Improving food waste management could reportedly have benefits in all four cities, although the most useful ways to reduce waste differed based on the nature of waste accumulation in the respective countries, the researchers found. In the US, eliminating avoidable (edible) household food waste could reduce both water and land use by about 18 percent in Minneapolis and 11 percent in New York, and could reduce greenhouse gas emissions by about 10 percent in both cities. In India, however, pre-consumer food waste is a much larger problem, as infrastructures for harvesting, transportation and food storage are less efficient.
Looking at the environmental footprints of entire food systems also reveals the importance of food processing, which accounts for about 20 percent of food system greenhouse gas emissions in the US cities. In Indian cities, the emissions associated with food processing are relatively negligible, but some policymakers have proposed increasing food processing as a way to decrease food waste. The benefits of decreasing waste could be offset by the rise in emissions from the energy used for food processing.
The researchers also plan to examine the ease of implementation of policy options. For example, in Pondicherry switching diets from rice to wheat could achieve about the same reduction in land use as reducing pre-consumer food waste, but the latter might be more feasible than the former. In US cities, on the other hand, lowering meat consumption might be more realistic than curbing food waste.
“Our research gives us a method to inform the environmental aspects of urban food system actions, but the food system is very multifaceted, said one of the researchers. “There’s cultural aspects, there’s health aspects, equity considerations.
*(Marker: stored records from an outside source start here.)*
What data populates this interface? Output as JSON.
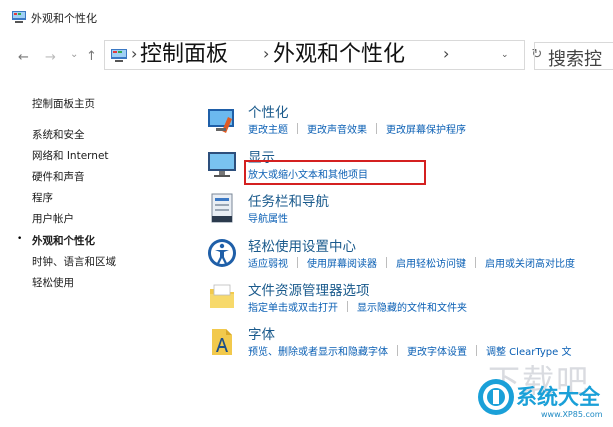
{
  "window": {
    "title": "外观和个性化"
  },
  "nav": {
    "back": "←",
    "forward": "→",
    "recent": "⌄",
    "up": "↑"
  },
  "address": {
    "crumbs": [
      "控制面板",
      "外观和个性化"
    ],
    "separator": "›",
    "dropdown": "⌄",
    "refresh": "↻"
  },
  "search": {
    "text": "搜索控"
  },
  "sidebar": {
    "items": [
      {
        "label": "控制面板主页",
        "active": false
      },
      {
        "label": "系统和安全",
        "active": false
      },
      {
        "label": "网络和 Internet",
        "active": false
      },
      {
        "label": "硬件和声音",
        "active": false
      },
      {
        "label": "程序",
        "active": false
      },
      {
        "label": "用户帐户",
        "active": false
      },
      {
        "label": "外观和个性化",
        "active": true
      },
      {
        "label": "时钟、语言和区域",
        "active": false
      },
      {
        "label": "轻松使用",
        "active": false
      }
    ],
    "bullet": "•"
  },
  "categories": [
    {
      "title": "个性化",
      "icon": "personalization-icon",
      "links": [
        "更改主题",
        "更改声音效果",
        "更改屏幕保护程序"
      ]
    },
    {
      "title": "显示",
      "icon": "display-icon",
      "links": [
        "放大或缩小文本和其他项目"
      ]
    },
    {
      "title": "任务栏和导航",
      "icon": "taskbar-icon",
      "links": [
        "导航属性"
      ]
    },
    {
      "title": "轻松使用设置中心",
      "icon": "ease-of-access-icon",
      "links": [
        "适应弱视",
        "使用屏幕阅读器",
        "启用轻松访问键",
        "启用或关闭高对比度"
      ]
    },
    {
      "title": "文件资源管理器选项",
      "icon": "folder-options-icon",
      "links": [
        "指定单击或双击打开",
        "显示隐藏的文件和文件夹"
      ]
    },
    {
      "title": "字体",
      "icon": "fonts-icon",
      "links": [
        "预览、删除或者显示和隐藏字体",
        "更改字体设置",
        "调整 ClearType 文"
      ]
    }
  ],
  "watermark": {
    "large": "下载吧",
    "brand": "系统大全",
    "url": "www.XP85.com"
  },
  "colors": {
    "link": "#0a5fb4",
    "title": "#1a5a8c",
    "highlight": "#d42020"
  }
}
So, this is one tool that we can pair with other tools to inform a holistic food action plan.”